"Two hundred years ago when the commissioners first founded the county," says Thomas, "the commissioners had their first meeting. One of the things they decided to do in their very first few months was to build the initial courthouse, which was a log cabin, appropriately enough, and they made a decision to establish this as the center of the town of Bloomington. They measured out the roadways and they said, 'we're going to sell off the lots.' And June 22nd was the day that the lots of Bloomington were sold off. And one of the things they decided to do to facilitate the auction of the lots was to buy a barrel of whiskey."
While the experience of a pub crawl or limited edition merchandise are fun perks to making a donation, Thomas wants to make sure that the the Alexander Memorial is not taken for granted by Monroe County residents, since it has traditionally meant so much to veterans and to the families of those who have fallen.
"It's something that's there every day. You drive by it, you walk by it, you see it out your window as you drive by, you see it as you bike by, you see it through the bus window," continues Thomas, "we lose track of the importance and the meaning of the monument because we see it every day and it doesn't make it any less important. I think it's really a great thing to get people to refocus on.
"It's important to the veterans," adds Elftman, "It's important to the town of Bloomington. Think about all the things that all take place on that corner. Even the student protests, or Thursday protests. All of those things take place there at the foot of that memorial. It is an iconic part of the Bloomington community. And I think that if we don't restore our historical memorials, we're destined to forget the men that sacrificed everything that they did."

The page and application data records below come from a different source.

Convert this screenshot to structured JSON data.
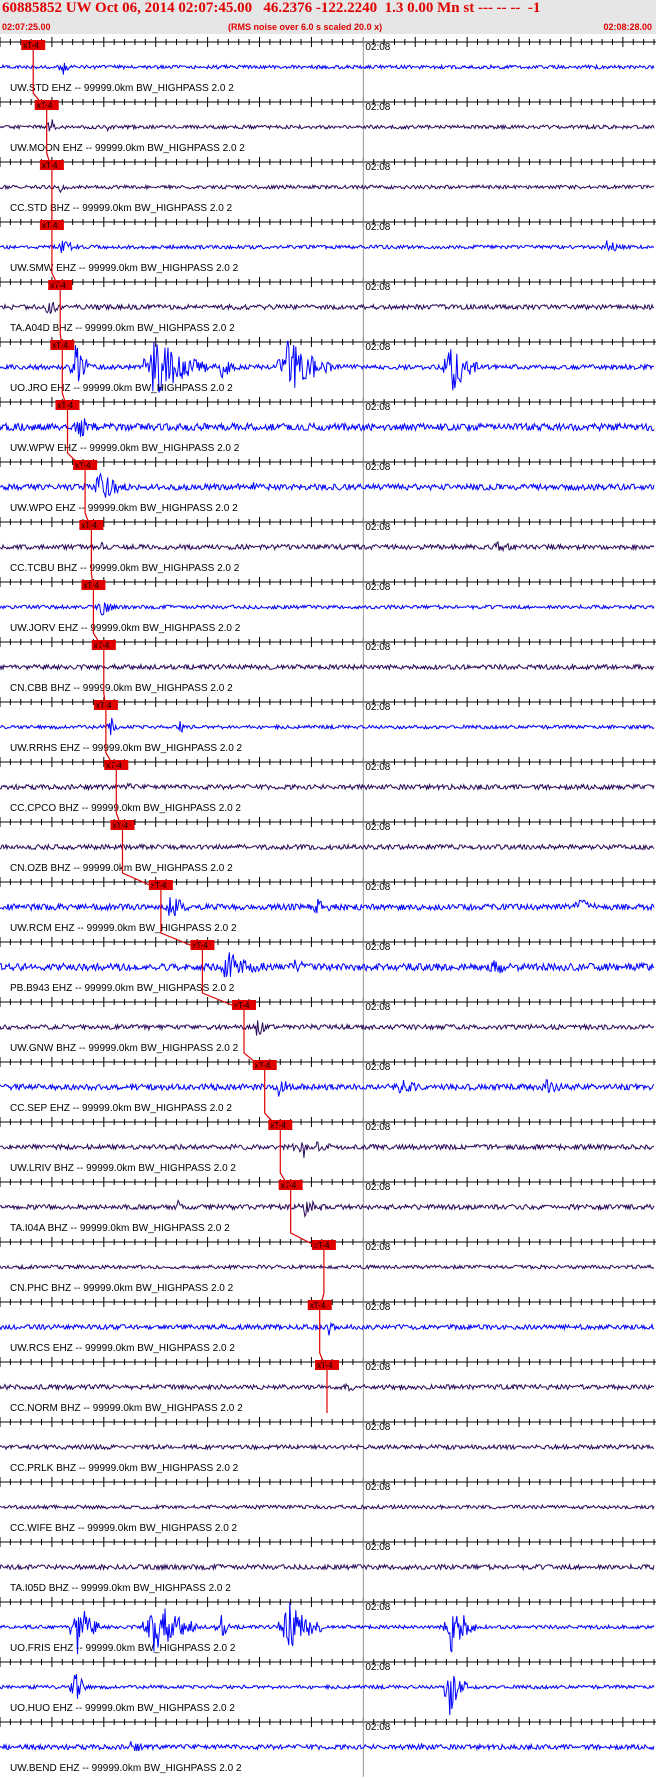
{
  "header": {
    "title": "60885852 UW Oct 06, 2014 02:07:45.00   46.2376 -122.2240  1.3 0.00 Mn st --- -- --  -1",
    "subtitle": "(RMS noise over 6.0 s scaled 20.0 x)",
    "time_start": "02:07:25.00",
    "time_end": "02:08:28.00"
  },
  "chart_data": {
    "type": "line",
    "title": "60885852 UW Oct 06, 2014 02:07:45.00   46.2376 -122.2240  1.3 0.00 Mn st --- -- --  -1",
    "subtitle": "(RMS noise over 6.0 s scaled 20.0 x)",
    "x_range": [
      "02:07:25.00",
      "02:08:28.00"
    ],
    "minute_mark_label": "02:08",
    "pick_label": "xT-4",
    "colors": {
      "trace_blue": "#0000ff",
      "trace_dark": "#2a0a5a",
      "pick": "#e00000",
      "axis": "#000000"
    },
    "traces": [
      {
        "label": "UW.STD EHZ -- 99999.0km BW_HIGHPASS  2.0  2",
        "color": "blue",
        "pick_s": 3.2,
        "amp": 0.15,
        "events": [
          [
            6,
            1.0,
            0.9
          ],
          [
            18,
            0.7,
            0.3
          ],
          [
            45,
            0.8,
            0.3
          ]
        ]
      },
      {
        "label": "UW.MOON EHZ -- 99999.0km BW_HIGHPASS  2.0  2",
        "color": "dark",
        "pick_s": 4.5,
        "amp": 0.15,
        "events": [
          [
            4.8,
            0.6,
            1.2
          ],
          [
            10,
            1.5,
            0.4
          ]
        ]
      },
      {
        "label": "CC.STD BHZ -- 99999.0km BW_HIGHPASS  2.0  2",
        "color": "dark",
        "pick_s": 5.0,
        "amp": 0.15,
        "events": [
          [
            5.5,
            1.5,
            0.5
          ]
        ]
      },
      {
        "label": "UW.SMW EHZ -- 99999.0km BW_HIGHPASS  2.0  2",
        "color": "blue",
        "pick_s": 5.0,
        "amp": 0.15,
        "events": [
          [
            5.5,
            3,
            0.7
          ],
          [
            58,
            3,
            0.6
          ]
        ]
      },
      {
        "label": "TA.A04D BHZ -- 99999.0km BW_HIGHPASS  2.0  2",
        "color": "dark",
        "pick_s": 5.8,
        "amp": 0.2,
        "events": [
          [
            4,
            4,
            0.6
          ]
        ]
      },
      {
        "label": "UO.JRO EHZ -- 99999.0km BW_HIGHPASS  2.0  2",
        "color": "blue",
        "pick_s": 6.0,
        "amp": 0.2,
        "events": [
          [
            7,
            2,
            2.2
          ],
          [
            14,
            6,
            2.6
          ],
          [
            21,
            2,
            1.2
          ],
          [
            27,
            5,
            2.6
          ],
          [
            43,
            3,
            2.6
          ]
        ]
      },
      {
        "label": "UW.WPW EHZ -- 99999.0km BW_HIGHPASS  2.0  2",
        "color": "blue",
        "pick_s": 6.5,
        "amp": 0.3,
        "events": [
          [
            7,
            3,
            1.2
          ]
        ]
      },
      {
        "label": "UW.WPO EHZ -- 99999.0km BW_HIGHPASS  2.0  2",
        "color": "blue",
        "pick_s": 8.2,
        "amp": 0.25,
        "events": [
          [
            9,
            4,
            1.3
          ],
          [
            24,
            2,
            0.5
          ]
        ]
      },
      {
        "label": "CC.TCBU BHZ -- 99999.0km BW_HIGHPASS  2.0  2",
        "color": "dark",
        "pick_s": 8.8,
        "amp": 0.2,
        "events": [
          [
            9.5,
            2,
            0.4
          ],
          [
            47,
            4,
            0.6
          ]
        ]
      },
      {
        "label": "UW.JORV EHZ -- 99999.0km BW_HIGHPASS  2.0  2",
        "color": "blue",
        "pick_s": 9.0,
        "amp": 0.15,
        "events": [
          [
            9.5,
            2,
            0.8
          ]
        ]
      },
      {
        "label": "CN.CBB BHZ -- 99999.0km BW_HIGHPASS  2.0  2",
        "color": "dark",
        "pick_s": 10.0,
        "amp": 0.2,
        "events": []
      },
      {
        "label": "UW.RRHS EHZ -- 99999.0km BW_HIGHPASS  2.0  2",
        "color": "blue",
        "pick_s": 10.2,
        "amp": 0.15,
        "events": [
          [
            10.5,
            1,
            1.0
          ],
          [
            17,
            2,
            0.6
          ]
        ]
      },
      {
        "label": "CC.CPCO BHZ -- 99999.0km BW_HIGHPASS  2.0  2",
        "color": "dark",
        "pick_s": 11.2,
        "amp": 0.2,
        "events": [
          [
            12,
            1.5,
            0.5
          ]
        ]
      },
      {
        "label": "CN.OZB BHZ -- 99999.0km BW_HIGHPASS  2.0  2",
        "color": "dark",
        "pick_s": 11.8,
        "amp": 0.2,
        "events": []
      },
      {
        "label": "UW.RCM EHZ -- 99999.0km BW_HIGHPASS  2.0  2",
        "color": "blue",
        "pick_s": 15.5,
        "amp": 0.25,
        "events": [
          [
            16,
            2.5,
            1.4
          ],
          [
            30,
            3,
            0.8
          ],
          [
            55,
            4,
            0.9
          ]
        ]
      },
      {
        "label": "PB.B943 EHZ -- 99999.0km BW_HIGHPASS  2.0  2",
        "color": "blue",
        "pick_s": 19.5,
        "amp": 0.3,
        "events": [
          [
            21,
            6,
            1.3
          ],
          [
            28,
            3,
            0.7
          ],
          [
            47,
            3,
            0.9
          ]
        ]
      },
      {
        "label": "UW.GNW BHZ -- 99999.0km BW_HIGHPASS  2.0  2",
        "color": "dark",
        "pick_s": 23.5,
        "amp": 0.2,
        "events": [
          [
            24.5,
            1.5,
            1.0
          ],
          [
            14,
            0.8,
            0.5
          ]
        ]
      },
      {
        "label": "CC.SEP EHZ -- 99999.0km BW_HIGHPASS  2.0  2",
        "color": "blue",
        "pick_s": 25.5,
        "amp": 0.25,
        "events": [
          [
            26.5,
            2.5,
            0.9
          ],
          [
            38,
            4,
            0.7
          ],
          [
            52,
            4,
            0.7
          ]
        ]
      },
      {
        "label": "UW.LRIV BHZ -- 99999.0km BW_HIGHPASS  2.0  2",
        "color": "dark",
        "pick_s": 27.0,
        "amp": 0.2,
        "events": [
          [
            28.5,
            4,
            1.1
          ]
        ]
      },
      {
        "label": "TA.I04A BHZ -- 99999.0km BW_HIGHPASS  2.0  2",
        "color": "dark",
        "pick_s": 28.0,
        "amp": 0.2,
        "events": [
          [
            29,
            2.5,
            1.2
          ],
          [
            17,
            1,
            0.6
          ]
        ]
      },
      {
        "label": "CN.PHC BHZ -- 99999.0km BW_HIGHPASS  2.0  2",
        "color": "dark",
        "pick_s": 31.2,
        "amp": 0.15,
        "events": []
      },
      {
        "label": "UW.RCS EHZ -- 99999.0km BW_HIGHPASS  2.0  2",
        "color": "blue",
        "pick_s": 30.8,
        "amp": 0.2,
        "events": [
          [
            31.5,
            1.2,
            0.8
          ]
        ]
      },
      {
        "label": "CC.NORM BHZ -- 99999.0km BW_HIGHPASS  2.0  2",
        "color": "dark",
        "pick_s": 31.5,
        "amp": 0.2,
        "events": [
          [
            33,
            3,
            0.4
          ]
        ]
      },
      {
        "label": "CC.PRLK BHZ -- 99999.0km BW_HIGHPASS  2.0  2",
        "color": "dark",
        "pick_s": null,
        "amp": 0.18,
        "events": []
      },
      {
        "label": "CC.WIFE BHZ -- 99999.0km BW_HIGHPASS  2.0  2",
        "color": "dark",
        "pick_s": null,
        "amp": 0.15,
        "events": []
      },
      {
        "label": "TA.I05D BHZ -- 99999.0km BW_HIGHPASS  2.0  2",
        "color": "dark",
        "pick_s": null,
        "amp": 0.2,
        "events": []
      },
      {
        "label": "UO.FRIS EHZ -- 99999.0km BW_HIGHPASS  2.0  2",
        "color": "blue",
        "pick_s": null,
        "amp": 0.15,
        "events": [
          [
            7,
            2.5,
            2.6
          ],
          [
            14,
            5,
            2.6
          ],
          [
            21,
            1.5,
            1.2
          ],
          [
            27,
            4,
            2.6
          ],
          [
            43,
            3,
            2.6
          ]
        ]
      },
      {
        "label": "UO.HUO EHZ -- 99999.0km BW_HIGHPASS  2.0  2",
        "color": "blue",
        "pick_s": null,
        "amp": 0.15,
        "events": [
          [
            7,
            1.5,
            2.0
          ],
          [
            43,
            2,
            2.6
          ]
        ]
      },
      {
        "label": "UW.BEND EHZ -- 99999.0km BW_HIGHPASS  2.0  2",
        "color": "blue",
        "pick_s": null,
        "amp": 0.2,
        "events": [
          [
            12,
            4,
            0.5
          ],
          [
            40,
            4,
            0.4
          ]
        ]
      }
    ]
  }
}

To reserve seats for the Monroe County bicentennial pub crawl, visit the Monroe County Government's website. Both Mary Elftman and Julia Thomas will also be raising funds at Bloomington's Fourth of July parade.
Just look for the tallest monument on the Courthouse Square.